Various Artists - "Celeste and Jesse Forever"
Fitting for a film that starts at the end of a relationship, this soundtrack kicks off with Lily Allen’s “Littlest Things,” immediately introducing a sense of wistfulness and reminiscence within a pop framework. What follows is an alternately hip and tender mix, a great chill-out album for characters who need to do just that, balancing out mellow ballads by Sunny Levine, William Bell and Mr. Little Jeans with livelier tracks by Vetiver, Keepaway and Freddie Scott. As a whole, it captures the melancholy/hopeful emotional spectrum of the characters caught in the midst of a relationship that won't break up or make up, and seems like an ideal complement to modern West Coast living and loving.
Described by Jagjaguwar Records as “eerie, bittersweet and mystic pop songs from the autumn of the American Era," and fuck, we just wanna quit right there, as that nails it like a spike on a cross. Featuring new indie bands with an lonely, soulful atmospheric bent -- GAYNGS, Gardens & Villa, Here We Go Magic -- and some from the past -- rediscovered ‘70s soul/yacht rock teenagers Donnie & Joe Emerson, English singer and pianist Bill Fay, Zambian psychedelic pop band Amanaz -- it’s all colored by a faint sense of isolation that’s occasionally more tragic and forlorn. For a film about aging Brooklyn hipsters estranged from the world who mask their lack of direction with cruelty and horrible pranks on innocent people, it only makes sense that simmering underneath is a more pensive soundtrack for the lost, forsaken and the one unable to truly connect. This is not only a brilliant soundtrack to listen to independently on its own. The use of the music throughout the film is something increasingly rare: a truly inspired selection of songs to amplify what’s on screen. And let’s not forget William Basinski's seminal ambient track and meditation on decay, “The Disintegration Loops,” which is featured to brilliantly chilling effect here.

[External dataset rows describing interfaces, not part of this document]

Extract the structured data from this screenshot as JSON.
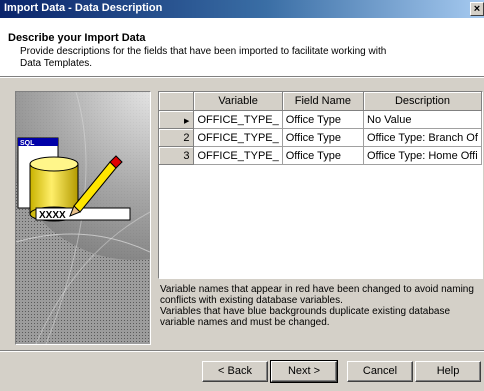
{
  "window": {
    "title": "Import Data - Data Description",
    "close_glyph": "×"
  },
  "header": {
    "title": "Describe your Import Data",
    "description": "Provide descriptions for the fields that have been imported to facilitate working with Data Templates."
  },
  "illustration": {
    "sql_label": "SQL",
    "field_text": "XXXX"
  },
  "grid": {
    "columns": [
      "Variable",
      "Field Name",
      "Description"
    ],
    "rows": [
      {
        "num": "",
        "variable": "OFFICE_TYPE_",
        "field_name": "Office Type",
        "description": "No Value"
      },
      {
        "num": "2",
        "variable": "OFFICE_TYPE_",
        "field_name": "Office Type",
        "description": "Office Type: Branch Of"
      },
      {
        "num": "3",
        "variable": "OFFICE_TYPE_",
        "field_name": "Office Type",
        "description": "Office Type: Home Offi"
      }
    ],
    "current_row_glyph": "▶"
  },
  "notes": {
    "red": "Variable names that appear in red have been changed to avoid naming conflicts with existing database variables.",
    "blue": "Variables that have blue backgrounds duplicate existing database variable names and must be changed."
  },
  "buttons": {
    "back": "< Back",
    "next": "Next >",
    "cancel": "Cancel",
    "help": "Help"
  }
}
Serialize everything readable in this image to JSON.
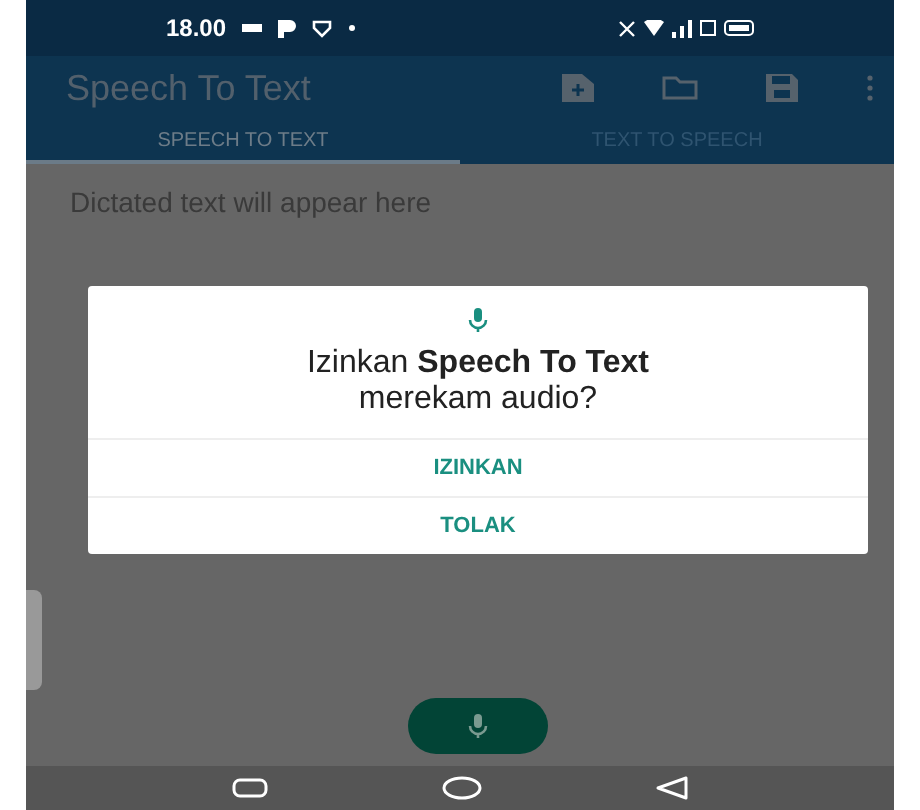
{
  "status_bar": {
    "time": "18.00"
  },
  "app_bar": {
    "title": "Speech To Text"
  },
  "tabs": [
    {
      "label": "SPEECH TO TEXT",
      "selected": true
    },
    {
      "label": "TEXT TO SPEECH",
      "selected": false
    }
  ],
  "editor": {
    "placeholder": "Dictated text will appear here"
  },
  "dialog": {
    "message": "Izinkan **Speech To Text** merekam audio?",
    "buttons": [
      "IZINKAN",
      "TOLAK"
    ]
  }
}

Deshi, Deshi Basara! Deshi, Deshi Basara! The first of the three Bat-films to not feature James Newton Howard’s contributions, “The Dark Knight Rises” is Hans Zimmer’s big opportunity to show off, and does he ever. The compositions of Christopher Nolan’s third Batman film are relentless and unsubtle pieces, finally giving in to this series’ action picture leanings. There are moments of embarrassment, surely: Zimmer’s compositions have a surplus of heroic swells that end up tagging some of the more downbeat sequences in a film where the hero is frequently down-and-out. Our favorite has to be the shuddering da-da-da-da-da-da when Batman reads a computer revealing a cross-city chase has failed to prevent him from essentially going bankrupt. But when Zimmer’s score is on, it’s ON: Bane’s theme has a noodling sonic peek-a-boo synth effect in the background of gothic chants ostensibly provided by the League of Shadows, blurring the line between diegetic and non-diegetic sound. And Zimmer gives in to his inner Bill Conti during the film’s many training sequences: the rousing aural punctuation mark Zimmer gives the final scenes in Bane’s prison a fitting conclusion.